  • Can I apply after working for a few years?
    • Of course! This is not the typical route, but everyone has their own path and may not go into graduate school right away.
  • I’m already working a job in chemistry, but I don’t want to stop working. Can I apply?
    • Yes! Some companies may even pay for you to go to graduate school. This is generally more common for Masters programs with a stipulation that the graduate program is nearby. If you are considering this option, you should communicate with your workplace regarding options, as this is less common, company-dependent and area-dependent.

How to Choose Which Program is Right for You? Frequently Asked Questions

Below are common questions that can help you navigate what graduate program fits your career and personal goals. These questions can help you determine whether you will need a Masters or Ph.D. to accomplish these goals.

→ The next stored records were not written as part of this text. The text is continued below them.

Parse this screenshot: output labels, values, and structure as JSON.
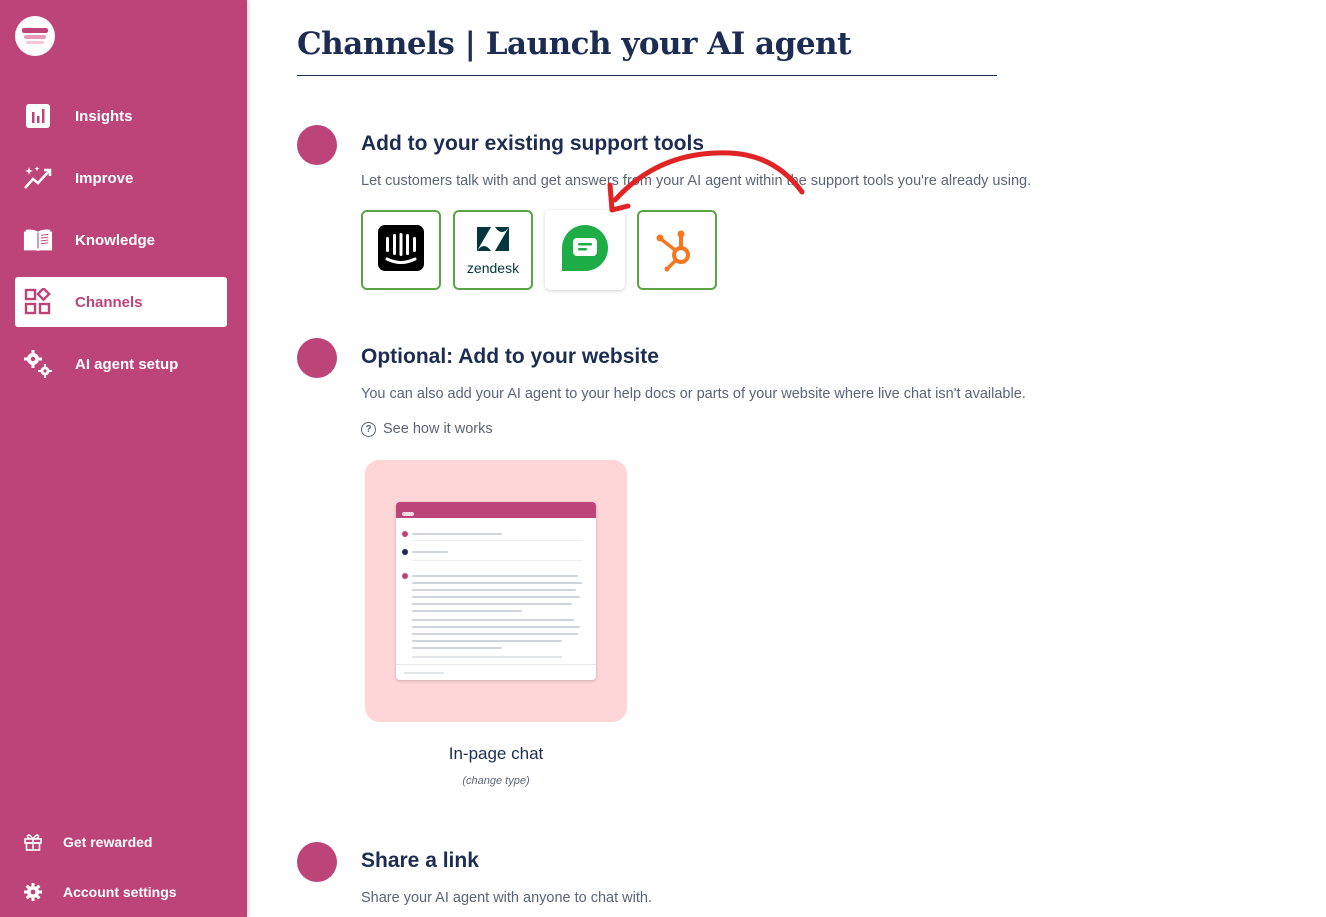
{
  "sidebar": {
    "items": [
      {
        "label": "Insights",
        "icon": "bar-chart-icon",
        "active": false
      },
      {
        "label": "Improve",
        "icon": "sparkle-trend-icon",
        "active": false
      },
      {
        "label": "Knowledge",
        "icon": "open-book-icon",
        "active": false
      },
      {
        "label": "Channels",
        "icon": "channels-grid-icon",
        "active": true
      },
      {
        "label": "AI agent setup",
        "icon": "gears-icon",
        "active": false
      }
    ],
    "footer": [
      {
        "label": "Get rewarded",
        "icon": "gift-icon"
      },
      {
        "label": "Account settings",
        "icon": "gear-icon"
      }
    ]
  },
  "page": {
    "title": "Channels | Launch your AI agent"
  },
  "sections": {
    "support_tools": {
      "heading": "Add to your existing support tools",
      "description": "Let customers talk with and get answers from your AI agent within the support tools you're already using.",
      "tools": [
        {
          "name": "intercom",
          "icon": "intercom-icon"
        },
        {
          "name": "zendesk",
          "label": "zendesk",
          "icon": "zendesk-icon"
        },
        {
          "name": "freshchat",
          "icon": "freshchat-icon"
        },
        {
          "name": "hubspot",
          "icon": "hubspot-icon"
        }
      ]
    },
    "website": {
      "heading": "Optional: Add to your website",
      "description": "You can also add your AI agent to your help docs or parts of your website where live chat isn't available.",
      "help_link": "See how it works",
      "preview_label": "In-page chat",
      "preview_sub": "(change type)"
    },
    "share": {
      "heading": "Share a link",
      "description": "Share your AI agent with anyone to chat with."
    }
  },
  "colors": {
    "brand": "#bd4479",
    "navy": "#1d2d52",
    "card_border": "#5aa443",
    "preview_bg": "#ffd6d8",
    "annotation_arrow": "#e02424"
  }
}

  • Do you want to become a professor?
    • A Ph.D. program is the way to go!
  • Do you want to go into industry?
    • If yes, do you want to be in management and have a big say in your work?
      • A Ph.D. program is probably the route for you.
    • If yes, do you want to gain more skills and contribute to the discussion, but not lead it?
      • A Masters degree is probably the route for you
  • Do you want to gain more confidence in your research skills in a less intense program?
    • A Masters degree might be the route for you.
  • Do you want to become more competitive and boost your resume/skills for a Ph.D. program?
    • A Masters degree might be the route for you to start with. Later on, you can apply to a Ph.D. program if you feel it is still a good fit.
  • Are you not sure what you want to do after school, but know you want to learn more?
    • Both Masters and Ph.D. programs options are great options. However, it is worth noting that a Ph.D. will provide increased flexibility and require less time overall than completing a Masters degree, followed by a Ph.D. If you are unsure whether to pursue a Ph.D. or Masters degree, you may find it better to pursue a Ph.D. program, as you can always leave a Ph.D. program if it is not a good fit for you.